> [Supplied data]
↓↓↓
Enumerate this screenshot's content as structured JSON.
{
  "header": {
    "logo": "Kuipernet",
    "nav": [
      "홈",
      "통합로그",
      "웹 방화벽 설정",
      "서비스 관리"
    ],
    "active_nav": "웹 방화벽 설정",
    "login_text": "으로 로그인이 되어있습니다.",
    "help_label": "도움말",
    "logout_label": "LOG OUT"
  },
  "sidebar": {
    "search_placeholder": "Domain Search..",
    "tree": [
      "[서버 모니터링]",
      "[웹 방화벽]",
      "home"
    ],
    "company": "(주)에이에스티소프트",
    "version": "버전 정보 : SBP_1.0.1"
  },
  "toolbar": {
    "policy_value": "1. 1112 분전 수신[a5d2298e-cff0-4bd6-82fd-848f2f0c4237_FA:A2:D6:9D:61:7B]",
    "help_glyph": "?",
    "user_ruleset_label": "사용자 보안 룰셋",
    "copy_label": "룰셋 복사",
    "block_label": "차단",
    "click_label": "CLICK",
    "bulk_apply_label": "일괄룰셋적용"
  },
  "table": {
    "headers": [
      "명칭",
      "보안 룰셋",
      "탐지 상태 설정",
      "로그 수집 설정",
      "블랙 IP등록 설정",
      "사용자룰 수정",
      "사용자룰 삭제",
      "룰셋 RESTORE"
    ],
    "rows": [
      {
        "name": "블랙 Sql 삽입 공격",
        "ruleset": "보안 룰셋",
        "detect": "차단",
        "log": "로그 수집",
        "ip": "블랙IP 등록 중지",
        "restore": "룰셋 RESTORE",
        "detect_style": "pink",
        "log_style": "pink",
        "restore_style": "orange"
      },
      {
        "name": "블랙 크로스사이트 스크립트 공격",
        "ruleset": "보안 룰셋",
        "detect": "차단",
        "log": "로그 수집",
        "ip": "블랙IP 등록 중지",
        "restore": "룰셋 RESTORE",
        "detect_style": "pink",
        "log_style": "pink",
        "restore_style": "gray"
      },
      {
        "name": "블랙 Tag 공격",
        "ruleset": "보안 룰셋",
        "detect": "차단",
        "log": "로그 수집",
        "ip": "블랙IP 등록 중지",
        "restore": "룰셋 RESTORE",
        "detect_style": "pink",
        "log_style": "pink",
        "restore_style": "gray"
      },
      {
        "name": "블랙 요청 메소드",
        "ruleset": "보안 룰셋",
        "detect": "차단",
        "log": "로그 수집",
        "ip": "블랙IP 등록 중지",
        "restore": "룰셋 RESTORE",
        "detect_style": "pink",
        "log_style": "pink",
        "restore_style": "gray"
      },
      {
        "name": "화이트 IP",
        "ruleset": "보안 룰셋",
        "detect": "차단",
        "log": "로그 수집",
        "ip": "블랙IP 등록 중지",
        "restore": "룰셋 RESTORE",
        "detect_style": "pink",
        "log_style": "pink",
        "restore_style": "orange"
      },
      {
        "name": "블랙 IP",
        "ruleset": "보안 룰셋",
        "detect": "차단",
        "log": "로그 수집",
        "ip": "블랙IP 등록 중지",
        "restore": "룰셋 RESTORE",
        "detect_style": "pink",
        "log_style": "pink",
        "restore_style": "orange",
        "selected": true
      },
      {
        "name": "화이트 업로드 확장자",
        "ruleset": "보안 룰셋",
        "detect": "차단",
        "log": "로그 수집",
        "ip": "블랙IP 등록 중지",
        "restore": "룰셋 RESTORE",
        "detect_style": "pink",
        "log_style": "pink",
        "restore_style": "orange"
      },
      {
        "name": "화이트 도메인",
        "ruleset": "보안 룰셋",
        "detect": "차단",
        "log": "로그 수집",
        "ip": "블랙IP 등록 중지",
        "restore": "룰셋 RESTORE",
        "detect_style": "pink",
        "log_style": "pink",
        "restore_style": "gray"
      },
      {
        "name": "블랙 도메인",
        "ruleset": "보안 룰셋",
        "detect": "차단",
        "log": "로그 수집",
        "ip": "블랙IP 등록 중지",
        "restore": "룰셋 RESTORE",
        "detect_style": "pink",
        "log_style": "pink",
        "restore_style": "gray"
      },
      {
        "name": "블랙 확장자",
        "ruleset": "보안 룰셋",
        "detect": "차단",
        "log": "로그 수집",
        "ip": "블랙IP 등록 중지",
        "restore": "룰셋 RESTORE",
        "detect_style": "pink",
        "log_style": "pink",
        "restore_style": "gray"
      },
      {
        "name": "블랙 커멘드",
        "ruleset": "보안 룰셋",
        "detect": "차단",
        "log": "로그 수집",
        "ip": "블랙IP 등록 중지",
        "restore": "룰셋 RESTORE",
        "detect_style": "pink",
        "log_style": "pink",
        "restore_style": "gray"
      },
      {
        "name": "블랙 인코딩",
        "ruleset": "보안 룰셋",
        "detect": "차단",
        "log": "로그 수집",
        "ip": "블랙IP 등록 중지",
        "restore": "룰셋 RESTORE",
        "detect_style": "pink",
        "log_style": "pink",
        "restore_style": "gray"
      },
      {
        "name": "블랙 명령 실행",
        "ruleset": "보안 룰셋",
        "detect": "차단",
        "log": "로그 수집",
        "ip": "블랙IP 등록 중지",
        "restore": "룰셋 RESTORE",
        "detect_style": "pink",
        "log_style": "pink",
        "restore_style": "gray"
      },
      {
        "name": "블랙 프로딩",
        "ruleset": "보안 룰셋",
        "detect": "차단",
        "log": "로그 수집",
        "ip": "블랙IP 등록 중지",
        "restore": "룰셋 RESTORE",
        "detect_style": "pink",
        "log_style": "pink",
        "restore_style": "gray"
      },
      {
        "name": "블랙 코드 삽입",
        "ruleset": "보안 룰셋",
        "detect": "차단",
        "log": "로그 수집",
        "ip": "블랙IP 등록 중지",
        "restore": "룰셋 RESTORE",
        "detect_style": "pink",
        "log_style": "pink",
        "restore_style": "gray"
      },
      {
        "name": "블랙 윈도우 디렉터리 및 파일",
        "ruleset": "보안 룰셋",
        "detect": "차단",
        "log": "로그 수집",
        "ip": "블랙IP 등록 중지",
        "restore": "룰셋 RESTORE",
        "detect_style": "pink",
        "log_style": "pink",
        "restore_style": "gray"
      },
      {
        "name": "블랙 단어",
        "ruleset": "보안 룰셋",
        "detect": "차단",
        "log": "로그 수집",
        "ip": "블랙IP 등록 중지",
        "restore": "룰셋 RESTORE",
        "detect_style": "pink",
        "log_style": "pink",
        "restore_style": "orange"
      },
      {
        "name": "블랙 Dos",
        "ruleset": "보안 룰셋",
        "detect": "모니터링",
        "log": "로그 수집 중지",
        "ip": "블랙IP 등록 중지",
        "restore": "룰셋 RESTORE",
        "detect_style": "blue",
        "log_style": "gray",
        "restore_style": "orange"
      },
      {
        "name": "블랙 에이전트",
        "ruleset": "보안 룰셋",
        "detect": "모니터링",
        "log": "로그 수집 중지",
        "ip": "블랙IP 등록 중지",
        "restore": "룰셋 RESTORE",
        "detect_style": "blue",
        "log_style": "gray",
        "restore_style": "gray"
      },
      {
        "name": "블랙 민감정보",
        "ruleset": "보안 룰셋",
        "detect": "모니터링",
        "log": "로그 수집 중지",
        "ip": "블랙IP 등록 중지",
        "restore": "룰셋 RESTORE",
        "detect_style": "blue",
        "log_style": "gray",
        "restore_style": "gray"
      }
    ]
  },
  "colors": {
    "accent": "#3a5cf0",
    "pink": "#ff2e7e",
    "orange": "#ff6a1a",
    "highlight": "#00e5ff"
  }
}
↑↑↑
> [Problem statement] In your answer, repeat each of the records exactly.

> [Solution for this exercise]
Enumerate this screenshot's content as structured JSON.
{
  "header": {
    "logo": "Kuipernet",
    "nav": [
      "홈",
      "통합로그",
      "웹 방화벽 설정",
      "서비스 관리"
    ],
    "active_nav": "웹 방화벽 설정",
    "login_text": "으로 로그인이 되어있습니다.",
    "help_label": "도움말",
    "logout_label": "LOG OUT"
  },
  "sidebar": {
    "search_placeholder": "Domain Search..",
    "tree": [
      "[서버 모니터링]",
      "[웹 방화벽]",
      "home"
    ],
    "company": "(주)에이에스티소프트",
    "version": "버전 정보 : SBP_1.0.1"
  },
  "toolbar": {
    "policy_value": "1. 1112 분전 수신[a5d2298e-cff0-4bd6-82fd-848f2f0c4237_FA:A2:D6:9D:61:7B]",
    "help_glyph": "?",
    "user_ruleset_label": "사용자 보안 룰셋",
    "copy_label": "룰셋 복사",
    "block_label": "차단",
    "click_label": "CLICK",
    "bulk_apply_label": "일괄룰셋적용"
  },
  "table": {
    "headers": [
      "명칭",
      "보안 룰셋",
      "탐지 상태 설정",
      "로그 수집 설정",
      "블랙 IP등록 설정",
      "사용자룰 수정",
      "사용자룰 삭제",
      "룰셋 RESTORE"
    ],
    "rows": [
      {
        "name": "블랙 Sql 삽입 공격",
        "ruleset": "보안 룰셋",
        "detect": "차단",
        "log": "로그 수집",
        "ip": "블랙IP 등록 중지",
        "restore": "룰셋 RESTORE",
        "detect_style": "pink",
        "log_style": "pink",
        "restore_style": "orange"
      },
      {
        "name": "블랙 크로스사이트 스크립트 공격",
        "ruleset": "보안 룰셋",
        "detect": "차단",
        "log": "로그 수집",
        "ip": "블랙IP 등록 중지",
        "restore": "룰셋 RESTORE",
        "detect_style": "pink",
        "log_style": "pink",
        "restore_style": "gray"
      },
      {
        "name": "블랙 Tag 공격",
        "ruleset": "보안 룰셋",
        "detect": "차단",
        "log": "로그 수집",
        "ip": "블랙IP 등록 중지",
        "restore": "룰셋 RESTORE",
        "detect_style": "pink",
        "log_style": "pink",
        "restore_style": "gray"
      },
      {
        "name": "블랙 요청 메소드",
        "ruleset": "보안 룰셋",
        "detect": "차단",
        "log": "로그 수집",
        "ip": "블랙IP 등록 중지",
        "restore": "룰셋 RESTORE",
        "detect_style": "pink",
        "log_style": "pink",
        "restore_style": "gray"
      },
      {
        "name": "화이트 IP",
        "ruleset": "보안 룰셋",
        "detect": "차단",
        "log": "로그 수집",
        "ip": "블랙IP 등록 중지",
        "restore": "룰셋 RESTORE",
        "detect_style": "pink",
        "log_style": "pink",
        "restore_style": "orange"
      },
      {
        "name": "블랙 IP",
        "ruleset": "보안 룰셋",
        "detect": "차단",
        "log": "로그 수집",
        "ip": "블랙IP 등록 중지",
        "restore": "룰셋 RESTORE",
        "detect_style": "pink",
        "log_style": "pink",
        "restore_style": "orange",
        "selected": true
      },
      {
        "name": "화이트 업로드 확장자",
        "ruleset": "보안 룰셋",
        "detect": "차단",
        "log": "로그 수집",
        "ip": "블랙IP 등록 중지",
        "restore": "룰셋 RESTORE",
        "detect_style": "pink",
        "log_style": "pink",
        "restore_style": "orange"
      },
      {
        "name": "화이트 도메인",
        "ruleset": "보안 룰셋",
        "detect": "차단",
        "log": "로그 수집",
        "ip": "블랙IP 등록 중지",
        "restore": "룰셋 RESTORE",
        "detect_style": "pink",
        "log_style": "pink",
        "restore_style": "gray"
      },
      {
        "name": "블랙 도메인",
        "ruleset": "보안 룰셋",
        "detect": "차단",
        "log": "로그 수집",
        "ip": "블랙IP 등록 중지",
        "restore": "룰셋 RESTORE",
        "detect_style": "pink",
        "log_style": "pink",
        "restore_style": "gray"
      },
      {
        "name": "블랙 확장자",
        "ruleset": "보안 룰셋",
        "detect": "차단",
        "log": "로그 수집",
        "ip": "블랙IP 등록 중지",
        "restore": "룰셋 RESTORE",
        "detect_style": "pink",
        "log_style": "pink",
        "restore_style": "gray"
      },
      {
        "name": "블랙 커멘드",
        "ruleset": "보안 룰셋",
        "detect": "차단",
        "log": "로그 수집",
        "ip": "블랙IP 등록 중지",
        "restore": "룰셋 RESTORE",
        "detect_style": "pink",
        "log_style": "pink",
        "restore_style": "gray"
      },
      {
        "name": "블랙 인코딩",
        "ruleset": "보안 룰셋",
        "detect": "차단",
        "log": "로그 수집",
        "ip": "블랙IP 등록 중지",
        "restore": "룰셋 RESTORE",
        "detect_style": "pink",
        "log_style": "pink",
        "restore_style": "gray"
      },
      {
        "name": "블랙 명령 실행",
        "ruleset": "보안 룰셋",
        "detect": "차단",
        "log": "로그 수집",
        "ip": "블랙IP 등록 중지",
        "restore": "룰셋 RESTORE",
        "detect_style": "pink",
        "log_style": "pink",
        "restore_style": "gray"
      },
      {
        "name": "블랙 프로딩",
        "ruleset": "보안 룰셋",
        "detect": "차단",
        "log": "로그 수집",
        "ip": "블랙IP 등록 중지",
        "restore": "룰셋 RESTORE",
        "detect_style": "pink",
        "log_style": "pink",
        "restore_style": "gray"
      },
      {
        "name": "블랙 코드 삽입",
        "ruleset": "보안 룰셋",
        "detect": "차단",
        "log": "로그 수집",
        "ip": "블랙IP 등록 중지",
        "restore": "룰셋 RESTORE",
        "detect_style": "pink",
        "log_style": "pink",
        "restore_style": "gray"
      },
      {
        "name": "블랙 윈도우 디렉터리 및 파일",
        "ruleset": "보안 룰셋",
        "detect": "차단",
        "log": "로그 수집",
        "ip": "블랙IP 등록 중지",
        "restore": "룰셋 RESTORE",
        "detect_style": "pink",
        "log_style": "pink",
        "restore_style": "gray"
      },
      {
        "name": "블랙 단어",
        "ruleset": "보안 룰셋",
        "detect": "차단",
        "log": "로그 수집",
        "ip": "블랙IP 등록 중지",
        "restore": "룰셋 RESTORE",
        "detect_style": "pink",
        "log_style": "pink",
        "restore_style": "orange"
      },
      {
        "name": "블랙 Dos",
        "ruleset": "보안 룰셋",
        "detect": "모니터링",
        "log": "로그 수집 중지",
        "ip": "블랙IP 등록 중지",
        "restore": "룰셋 RESTORE",
        "detect_style": "blue",
        "log_style": "gray",
        "restore_style": "orange"
      },
      {
        "name": "블랙 에이전트",
        "ruleset": "보안 룰셋",
        "detect": "모니터링",
        "log": "로그 수집 중지",
        "ip": "블랙IP 등록 중지",
        "restore": "룰셋 RESTORE",
        "detect_style": "blue",
        "log_style": "gray",
        "restore_style": "gray"
      },
      {
        "name": "블랙 민감정보",
        "ruleset": "보안 룰셋",
        "detect": "모니터링",
        "log": "로그 수집 중지",
        "ip": "블랙IP 등록 중지",
        "restore": "룰셋 RESTORE",
        "detect_style": "blue",
        "log_style": "gray",
        "restore_style": "gray"
      }
    ]
  },
  "colors": {
    "accent": "#3a5cf0",
    "pink": "#ff2e7e",
    "orange": "#ff6a1a",
    "highlight": "#00e5ff"
  }
}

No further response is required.